NetWellness is a global, community service providing quality, unbiased health information from our partner university faculty. NetWellness is commercial-free and does not accept advertising.
Saturday, December 3, 2016
The American Heart Association has issued a recommendation for Americans to decrease their intake of added sugars. Sugar-sweetened beverages such as soft drinks, lemonade, and fruit drinks are the chief source of added sugars. In fact, soft drinks account for more than one-fourth of Americans beverage consumption and are the single largest source of refined sugars in the American diet. Children start drinking soft drinks at a surprisingly young age, and consumption increases through young adulthood. The potential link between soft drink consumption and obesity has spurred the development of action plans to limit students' intake of carbonated beverages. The American Academy of Pediatrics recommends that soft drinks be eliminated from all schools, particularly elementary schools.
Some school districts prohibit the sale of carbonated drinks during school hours.
In response to parents' rebellions, some school districts have discontinued their contracts with soft drink companies. However, it is a difficult decision for schools due to the loss of funding from sales and from exclusive contracts with the companies.
A pilot program in a large inner-city San Diego school limited soft drinks to 20% of beverage vending machine slots and offered healthier options in the other slots, with all beverages selling for $1.00. Results showed that sale of water, milk, fruit juice, smoothies, and sport drinks increased to 88% of all beverages, while soft drink sales dropped to 12%.
Other schools are initiating nutrition education programs to discourage the consumption of soft drinks. A study in England found that a one-year Ditch the Fizz campaign, discouraging both sweetened and diet soft drinks, led to a decrease in the percentage of elementary school children who were overweight or obese. The improvement occurred after a modest reduction in consumption, less than a can a day. This was the first controlled study to document that school programs discouraging carbonated drinks appear to be effective in reducing obesity among children. If a simple targeted message aimed at kids can decrease development of obesity, by whatever means, that's groundbreaking, said Dr. David Ludwig of Children's Hospital in Boston. Hopefully, larger studies with more intensive interventions will show even more beneficial effects.

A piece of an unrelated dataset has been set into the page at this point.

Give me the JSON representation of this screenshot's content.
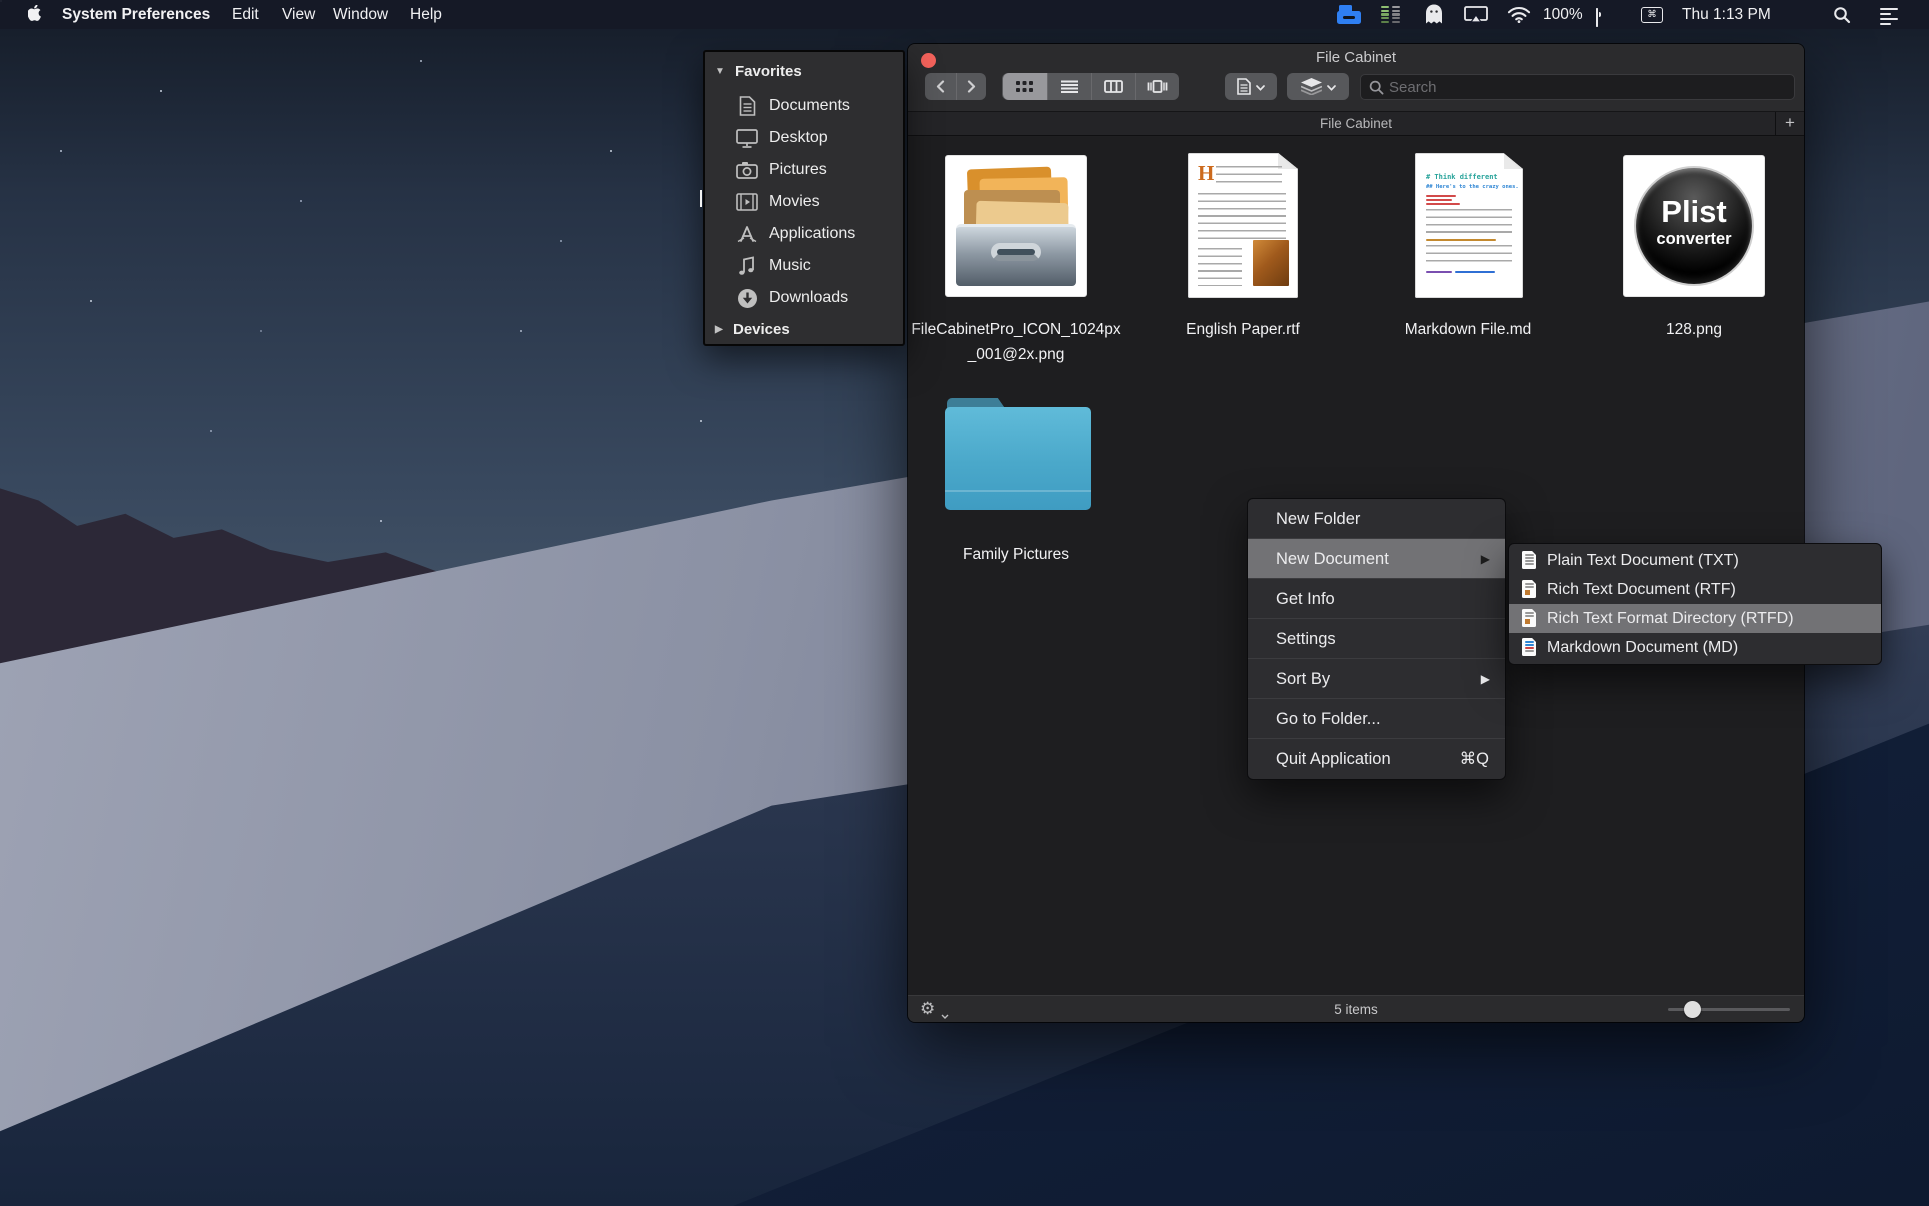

REMEMBER: Soft drinks provide empty calories and about 10 teaspoons of sugar in every 12-ounce can. Also, soft drinks often replace more nutritious foods and beverages. So the next time you are standing in front of a vending machine ... make a wise choice and avoid the soft drinks!
This article is a NetWellness exclusive.
Last Reviewed: Jan 24, 2011
Bonnie J Brehm, PhD, RD
Professor of Nursing
College of Nursing
University of Cincinnati